Problem to solve. Return all the entries below exactly as they were given.

#####

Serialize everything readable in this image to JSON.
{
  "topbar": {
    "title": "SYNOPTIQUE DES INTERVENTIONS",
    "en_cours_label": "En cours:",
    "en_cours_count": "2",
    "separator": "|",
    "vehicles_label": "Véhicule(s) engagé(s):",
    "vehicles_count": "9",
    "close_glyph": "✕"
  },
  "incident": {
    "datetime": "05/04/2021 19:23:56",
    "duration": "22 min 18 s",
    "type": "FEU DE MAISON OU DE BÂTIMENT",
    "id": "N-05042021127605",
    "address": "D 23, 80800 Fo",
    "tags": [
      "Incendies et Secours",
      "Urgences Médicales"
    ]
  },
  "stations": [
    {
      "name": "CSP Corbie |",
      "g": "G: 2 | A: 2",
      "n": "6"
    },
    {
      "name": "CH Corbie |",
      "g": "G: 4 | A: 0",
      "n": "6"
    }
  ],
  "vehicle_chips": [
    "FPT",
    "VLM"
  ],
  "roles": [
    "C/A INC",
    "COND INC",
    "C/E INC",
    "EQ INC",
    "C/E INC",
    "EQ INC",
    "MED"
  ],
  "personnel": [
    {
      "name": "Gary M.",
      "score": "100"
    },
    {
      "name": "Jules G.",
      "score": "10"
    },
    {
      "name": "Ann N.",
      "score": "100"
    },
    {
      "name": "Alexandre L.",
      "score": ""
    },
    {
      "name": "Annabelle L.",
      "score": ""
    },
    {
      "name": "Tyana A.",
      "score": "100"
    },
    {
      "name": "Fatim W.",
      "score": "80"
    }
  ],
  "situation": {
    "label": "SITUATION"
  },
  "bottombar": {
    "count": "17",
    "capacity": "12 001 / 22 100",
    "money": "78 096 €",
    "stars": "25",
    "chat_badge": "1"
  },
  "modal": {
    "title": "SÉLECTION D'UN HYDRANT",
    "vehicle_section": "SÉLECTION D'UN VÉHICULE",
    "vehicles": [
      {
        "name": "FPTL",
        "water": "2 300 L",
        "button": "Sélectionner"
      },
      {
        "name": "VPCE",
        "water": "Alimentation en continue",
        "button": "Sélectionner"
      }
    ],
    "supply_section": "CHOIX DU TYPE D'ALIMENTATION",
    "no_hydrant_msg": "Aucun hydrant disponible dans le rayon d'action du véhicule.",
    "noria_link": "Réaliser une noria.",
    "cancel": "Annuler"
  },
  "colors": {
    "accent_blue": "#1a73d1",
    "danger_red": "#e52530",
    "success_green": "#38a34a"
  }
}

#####

Completed exercise.
Serialize everything readable in this image to JSON.
{
  "topbar": {
    "title": "SYNOPTIQUE DES INTERVENTIONS",
    "en_cours_label": "En cours:",
    "en_cours_count": "2",
    "separator": "|",
    "vehicles_label": "Véhicule(s) engagé(s):",
    "vehicles_count": "9",
    "close_glyph": "✕"
  },
  "incident": {
    "datetime": "05/04/2021 19:23:56",
    "duration": "22 min 18 s",
    "type": "FEU DE MAISON OU DE BÂTIMENT",
    "id": "N-05042021127605",
    "address": "D 23, 80800 Fo",
    "tags": [
      "Incendies et Secours",
      "Urgences Médicales"
    ]
  },
  "stations": [
    {
      "name": "CSP Corbie |",
      "g": "G: 2 | A: 2",
      "n": "6"
    },
    {
      "name": "CH Corbie |",
      "g": "G: 4 | A: 0",
      "n": "6"
    }
  ],
  "vehicle_chips": [
    "FPT",
    "VLM"
  ],
  "roles": [
    "C/A INC",
    "COND INC",
    "C/E INC",
    "EQ INC",
    "C/E INC",
    "EQ INC",
    "MED"
  ],
  "personnel": [
    {
      "name": "Gary M.",
      "score": "100"
    },
    {
      "name": "Jules G.",
      "score": "10"
    },
    {
      "name": "Ann N.",
      "score": "100"
    },
    {
      "name": "Alexandre L.",
      "score": ""
    },
    {
      "name": "Annabelle L.",
      "score": ""
    },
    {
      "name": "Tyana A.",
      "score": "100"
    },
    {
      "name": "Fatim W.",
      "score": "80"
    }
  ],
  "situation": {
    "label": "SITUATION"
  },
  "bottombar": {
    "count": "17",
    "capacity": "12 001 / 22 100",
    "money": "78 096 €",
    "stars": "25",
    "chat_badge": "1"
  },
  "modal": {
    "title": "SÉLECTION D'UN HYDRANT",
    "vehicle_section": "SÉLECTION D'UN VÉHICULE",
    "vehicles": [
      {
        "name": "FPTL",
        "water": "2 300 L",
        "button": "Sélectionner"
      },
      {
        "name": "VPCE",
        "water": "Alimentation en continue",
        "button": "Sélectionner"
      }
    ],
    "supply_section": "CHOIX DU TYPE D'ALIMENTATION",
    "no_hydrant_msg": "Aucun hydrant disponible dans le rayon d'action du véhicule.",
    "noria_link": "Réaliser une noria.",
    "cancel": "Annuler"
  },
  "colors": {
    "accent_blue": "#1a73d1",
    "danger_red": "#e52530",
    "success_green": "#38a34a"
  }
}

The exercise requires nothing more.